“Though neither side has special need of you as the medium of communication," ejaculated the ancient.
" True! venerable sir, but there is another class, a most numerous class, and one that in its unions would be mighty, who have need of us (or of some one in our place) and of the public, and the public and we have need of them. It is the class of hidden capacities--of scattered, obscure, and disunited talents—and our chiefest task will be to gather in some of these from their manifold dispersion; and to invent, if possible, some new divining rod, wherewith to bring out upon the surface of our society, the thousand springs of its own fresh and latent talent."
“But why,” interrupted the sage, "should such magical means be requisite to elicit ability. Doth not talent, as in my day, become soon conspicuous, and as the most vigorous saplings of the forest, shoot above their fellows, and seek the
sky, spring toward the light of favor of its own accord ? That he who is conscious of his own acquirements, desires the fame of possessing them, hath been proverbial since the time of Persius, and in my day”—
“Pardon me, oh learned phantom, in thy day pedantry was not the bug-bear which it now is; though even then, genius was held synonimous with folly, and to be suspected of being a poet did as now seriously affect one's success in any respectable business. But whether it is owing to these considerations, or others that may be mentioned, it is only by some extraordinary powers of quest and inquisition, that we can find out people among whom we are daily and hourly conversant. We meet in the busy and in the gay world upon such common-place grounds—we have so many matters of fact or indifferent nothings, which, according to the requisitions of society must be more or less discussed, that the brief moments pass in the interchange of conversational currency, while our real coin grows rusty in our pockets. And yet among the cultivated classes there are unsuspected powers, in the recesses, in the eddies of our society, which might be gathered to a mighty stream that should tend with a general effect toward a general object, and should attain it in the general discovery and consequent increase of its own effective energies."

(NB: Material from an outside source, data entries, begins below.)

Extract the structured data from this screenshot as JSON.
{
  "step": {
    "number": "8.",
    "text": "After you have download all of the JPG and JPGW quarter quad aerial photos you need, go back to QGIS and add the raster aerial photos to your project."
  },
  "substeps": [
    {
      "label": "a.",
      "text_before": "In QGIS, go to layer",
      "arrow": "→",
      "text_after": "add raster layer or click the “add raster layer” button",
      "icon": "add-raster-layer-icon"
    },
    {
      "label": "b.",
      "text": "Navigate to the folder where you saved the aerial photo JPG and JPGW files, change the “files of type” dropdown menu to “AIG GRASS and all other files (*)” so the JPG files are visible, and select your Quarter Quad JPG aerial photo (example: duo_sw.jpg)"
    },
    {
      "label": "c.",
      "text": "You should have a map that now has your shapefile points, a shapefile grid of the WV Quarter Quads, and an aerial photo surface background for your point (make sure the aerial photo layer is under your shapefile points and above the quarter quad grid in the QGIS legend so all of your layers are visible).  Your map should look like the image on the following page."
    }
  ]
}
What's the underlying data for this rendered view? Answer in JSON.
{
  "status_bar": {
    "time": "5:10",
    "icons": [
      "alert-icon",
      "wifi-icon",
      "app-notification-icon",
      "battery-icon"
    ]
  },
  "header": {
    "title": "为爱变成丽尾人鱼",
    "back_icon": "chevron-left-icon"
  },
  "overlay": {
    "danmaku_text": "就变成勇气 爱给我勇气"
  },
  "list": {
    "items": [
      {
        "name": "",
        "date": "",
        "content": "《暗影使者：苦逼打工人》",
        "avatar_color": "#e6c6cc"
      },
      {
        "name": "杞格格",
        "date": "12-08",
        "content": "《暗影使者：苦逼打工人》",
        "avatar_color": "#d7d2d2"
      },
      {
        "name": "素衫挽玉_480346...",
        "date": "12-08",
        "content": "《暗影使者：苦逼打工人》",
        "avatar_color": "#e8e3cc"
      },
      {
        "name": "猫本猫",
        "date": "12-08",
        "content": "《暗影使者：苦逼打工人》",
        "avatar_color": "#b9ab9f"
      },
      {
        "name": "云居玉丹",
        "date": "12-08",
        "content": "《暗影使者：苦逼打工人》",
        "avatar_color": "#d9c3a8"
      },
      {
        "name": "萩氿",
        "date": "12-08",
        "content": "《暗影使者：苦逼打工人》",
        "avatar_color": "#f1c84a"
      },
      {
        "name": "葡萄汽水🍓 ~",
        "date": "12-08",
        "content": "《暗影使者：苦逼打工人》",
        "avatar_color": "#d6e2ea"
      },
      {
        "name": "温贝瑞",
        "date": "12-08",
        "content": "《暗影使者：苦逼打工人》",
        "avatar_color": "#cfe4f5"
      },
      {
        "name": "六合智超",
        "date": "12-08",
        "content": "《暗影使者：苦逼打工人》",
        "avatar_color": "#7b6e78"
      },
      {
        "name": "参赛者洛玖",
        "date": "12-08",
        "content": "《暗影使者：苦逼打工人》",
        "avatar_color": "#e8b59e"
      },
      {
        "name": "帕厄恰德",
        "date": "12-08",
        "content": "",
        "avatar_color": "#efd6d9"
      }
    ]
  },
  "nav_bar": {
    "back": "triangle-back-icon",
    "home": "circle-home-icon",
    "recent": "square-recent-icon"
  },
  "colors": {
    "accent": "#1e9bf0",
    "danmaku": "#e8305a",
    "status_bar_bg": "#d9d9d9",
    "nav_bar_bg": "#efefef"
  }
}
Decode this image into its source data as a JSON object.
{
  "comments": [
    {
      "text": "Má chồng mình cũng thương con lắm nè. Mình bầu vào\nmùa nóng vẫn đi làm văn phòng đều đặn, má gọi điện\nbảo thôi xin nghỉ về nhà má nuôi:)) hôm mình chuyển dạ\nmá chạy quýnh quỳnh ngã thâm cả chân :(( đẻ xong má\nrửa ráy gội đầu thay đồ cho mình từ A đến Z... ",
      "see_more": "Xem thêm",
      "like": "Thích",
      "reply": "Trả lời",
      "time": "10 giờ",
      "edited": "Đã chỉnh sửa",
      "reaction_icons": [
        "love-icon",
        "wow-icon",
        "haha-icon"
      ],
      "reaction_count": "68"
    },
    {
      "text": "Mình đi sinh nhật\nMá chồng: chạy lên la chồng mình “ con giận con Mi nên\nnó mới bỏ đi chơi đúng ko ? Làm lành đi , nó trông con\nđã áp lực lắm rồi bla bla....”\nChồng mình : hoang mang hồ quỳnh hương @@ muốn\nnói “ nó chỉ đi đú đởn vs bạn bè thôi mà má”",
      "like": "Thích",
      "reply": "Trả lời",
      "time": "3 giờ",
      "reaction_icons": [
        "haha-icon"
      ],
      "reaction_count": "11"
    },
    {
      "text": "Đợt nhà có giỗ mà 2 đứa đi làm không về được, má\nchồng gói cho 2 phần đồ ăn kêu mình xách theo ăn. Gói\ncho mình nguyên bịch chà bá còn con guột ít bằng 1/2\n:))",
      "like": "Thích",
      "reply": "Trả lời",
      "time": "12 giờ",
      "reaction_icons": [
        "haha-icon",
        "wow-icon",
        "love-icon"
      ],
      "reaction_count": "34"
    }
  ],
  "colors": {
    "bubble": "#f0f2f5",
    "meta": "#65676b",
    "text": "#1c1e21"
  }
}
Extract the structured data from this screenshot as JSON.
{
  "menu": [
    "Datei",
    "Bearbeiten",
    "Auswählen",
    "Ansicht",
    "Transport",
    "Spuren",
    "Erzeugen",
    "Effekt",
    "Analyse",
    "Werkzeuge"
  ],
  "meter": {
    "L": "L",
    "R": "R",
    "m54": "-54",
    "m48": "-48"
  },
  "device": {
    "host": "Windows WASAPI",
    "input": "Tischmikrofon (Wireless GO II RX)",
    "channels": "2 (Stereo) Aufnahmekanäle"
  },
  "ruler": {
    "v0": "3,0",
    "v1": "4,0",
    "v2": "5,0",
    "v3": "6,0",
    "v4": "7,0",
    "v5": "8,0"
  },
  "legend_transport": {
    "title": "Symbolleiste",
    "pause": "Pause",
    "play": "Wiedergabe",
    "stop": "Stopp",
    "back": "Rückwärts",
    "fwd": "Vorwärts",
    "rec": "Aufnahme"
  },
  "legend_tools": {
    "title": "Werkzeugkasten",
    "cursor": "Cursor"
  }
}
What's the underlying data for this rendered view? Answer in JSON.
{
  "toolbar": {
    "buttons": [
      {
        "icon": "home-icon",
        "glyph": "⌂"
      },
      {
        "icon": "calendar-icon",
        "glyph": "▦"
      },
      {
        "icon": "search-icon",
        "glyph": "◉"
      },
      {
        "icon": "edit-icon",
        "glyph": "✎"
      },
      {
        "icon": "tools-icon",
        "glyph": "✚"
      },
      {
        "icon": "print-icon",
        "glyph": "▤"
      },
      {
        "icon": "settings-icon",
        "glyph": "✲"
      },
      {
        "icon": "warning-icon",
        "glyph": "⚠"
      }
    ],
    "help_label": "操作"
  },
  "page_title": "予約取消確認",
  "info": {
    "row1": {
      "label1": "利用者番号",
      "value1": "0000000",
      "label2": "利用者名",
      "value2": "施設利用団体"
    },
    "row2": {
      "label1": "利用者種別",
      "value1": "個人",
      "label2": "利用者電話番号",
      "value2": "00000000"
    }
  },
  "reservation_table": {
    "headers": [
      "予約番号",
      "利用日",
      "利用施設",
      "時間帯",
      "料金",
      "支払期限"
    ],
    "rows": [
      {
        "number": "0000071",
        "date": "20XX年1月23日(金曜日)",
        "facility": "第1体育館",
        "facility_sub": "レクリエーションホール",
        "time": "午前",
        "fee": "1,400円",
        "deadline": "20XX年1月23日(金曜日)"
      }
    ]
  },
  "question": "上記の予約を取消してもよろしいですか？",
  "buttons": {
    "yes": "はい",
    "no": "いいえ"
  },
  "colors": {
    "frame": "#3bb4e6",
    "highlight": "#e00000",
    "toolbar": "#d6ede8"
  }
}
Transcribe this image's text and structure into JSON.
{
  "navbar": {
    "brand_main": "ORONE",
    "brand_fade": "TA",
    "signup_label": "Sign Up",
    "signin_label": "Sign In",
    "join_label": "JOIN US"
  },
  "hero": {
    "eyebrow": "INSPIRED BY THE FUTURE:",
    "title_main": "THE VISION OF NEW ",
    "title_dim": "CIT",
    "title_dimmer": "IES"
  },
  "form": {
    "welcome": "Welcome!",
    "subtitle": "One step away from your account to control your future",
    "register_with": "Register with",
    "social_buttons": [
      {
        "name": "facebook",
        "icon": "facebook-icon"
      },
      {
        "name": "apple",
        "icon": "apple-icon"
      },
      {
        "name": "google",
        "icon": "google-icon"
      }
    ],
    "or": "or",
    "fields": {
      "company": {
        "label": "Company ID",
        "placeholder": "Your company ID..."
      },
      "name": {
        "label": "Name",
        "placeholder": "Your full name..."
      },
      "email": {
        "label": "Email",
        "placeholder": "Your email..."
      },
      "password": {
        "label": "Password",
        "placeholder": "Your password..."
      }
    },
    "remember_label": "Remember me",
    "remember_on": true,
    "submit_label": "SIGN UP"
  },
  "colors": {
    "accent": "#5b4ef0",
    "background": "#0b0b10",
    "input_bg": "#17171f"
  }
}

“Thou speakest, my son, under the influence of vivid feelings and flattering hopes and prospects. Much doth it fear me lest thou confidest too much in these hidden and uncertain resources. Bethink thee, should they fail, where but upon thy rash head will the blame and the burthen fall. Abandon then thy design, while there is time to avail thyself of the counsel conveyed in the Chinese proverb—it is easier to mount a tiger than to get off his back when once seated.'”
“Allow us to think otherwise and to indulge the belief, that if we do our part, “the blame,' in case of failure, will only, among fair-judging people, fall where it is justly due. And for the burthen,' as we sanguinely think it will, so do we know that it must, be divided by others. The time has long gone by, at least in the civilized world, when the might of one man's hand could govern, or the abundance of one man's intellect could nourish the strength and thoughts of many. Literature is tending like civil polity to republicanism and distribution: to a distribution which enriches the many without impoverishing the few, but which makes the conferring of acceptable gifts on the former hourly more difficult; for though the